**WHAT YOU ARE ASKED TO DO**
Quote exactly the lines running from the line with "Transcribe this image's" to the end of the entries, including both, and nothing else.

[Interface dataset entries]
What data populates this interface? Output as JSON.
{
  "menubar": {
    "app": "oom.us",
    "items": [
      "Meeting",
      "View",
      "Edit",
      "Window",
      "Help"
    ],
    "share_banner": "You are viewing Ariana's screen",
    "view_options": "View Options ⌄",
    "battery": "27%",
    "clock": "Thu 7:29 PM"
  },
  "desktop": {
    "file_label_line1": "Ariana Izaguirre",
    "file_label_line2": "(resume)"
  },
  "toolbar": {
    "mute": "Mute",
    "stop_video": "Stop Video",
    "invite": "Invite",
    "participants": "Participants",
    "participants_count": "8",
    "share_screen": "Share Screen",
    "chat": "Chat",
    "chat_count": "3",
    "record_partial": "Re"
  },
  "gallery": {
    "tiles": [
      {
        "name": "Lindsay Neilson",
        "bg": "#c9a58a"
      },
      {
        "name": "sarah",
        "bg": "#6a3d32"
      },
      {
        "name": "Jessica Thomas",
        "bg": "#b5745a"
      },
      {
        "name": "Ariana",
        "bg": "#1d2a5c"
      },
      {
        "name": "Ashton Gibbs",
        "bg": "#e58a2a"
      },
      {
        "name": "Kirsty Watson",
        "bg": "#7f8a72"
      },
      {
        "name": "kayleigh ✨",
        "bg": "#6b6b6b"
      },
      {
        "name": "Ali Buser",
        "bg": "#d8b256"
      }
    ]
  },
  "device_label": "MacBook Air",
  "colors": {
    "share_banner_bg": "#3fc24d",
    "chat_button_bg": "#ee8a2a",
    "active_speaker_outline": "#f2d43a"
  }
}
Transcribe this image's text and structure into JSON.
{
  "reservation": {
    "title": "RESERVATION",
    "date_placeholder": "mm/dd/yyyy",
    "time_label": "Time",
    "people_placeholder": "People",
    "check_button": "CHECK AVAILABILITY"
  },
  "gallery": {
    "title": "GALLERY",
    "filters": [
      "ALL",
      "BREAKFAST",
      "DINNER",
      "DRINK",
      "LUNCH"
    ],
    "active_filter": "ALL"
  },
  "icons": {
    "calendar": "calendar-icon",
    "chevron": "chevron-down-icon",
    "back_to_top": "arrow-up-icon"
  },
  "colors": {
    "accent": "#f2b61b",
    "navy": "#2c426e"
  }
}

**RESULT FOR THIS TASK**
Transcribe this image's text and structure into JSON.
{
  "reservation": {
    "title": "RESERVATION",
    "date_placeholder": "mm/dd/yyyy",
    "time_label": "Time",
    "people_placeholder": "People",
    "check_button": "CHECK AVAILABILITY"
  },
  "gallery": {
    "title": "GALLERY",
    "filters": [
      "ALL",
      "BREAKFAST",
      "DINNER",
      "DRINK",
      "LUNCH"
    ],
    "active_filter": "ALL"
  },
  "icons": {
    "calendar": "calendar-icon",
    "chevron": "chevron-down-icon",
    "back_to_top": "arrow-up-icon"
  },
  "colors": {
    "accent": "#f2b61b",
    "navy": "#2c426e"
  }
}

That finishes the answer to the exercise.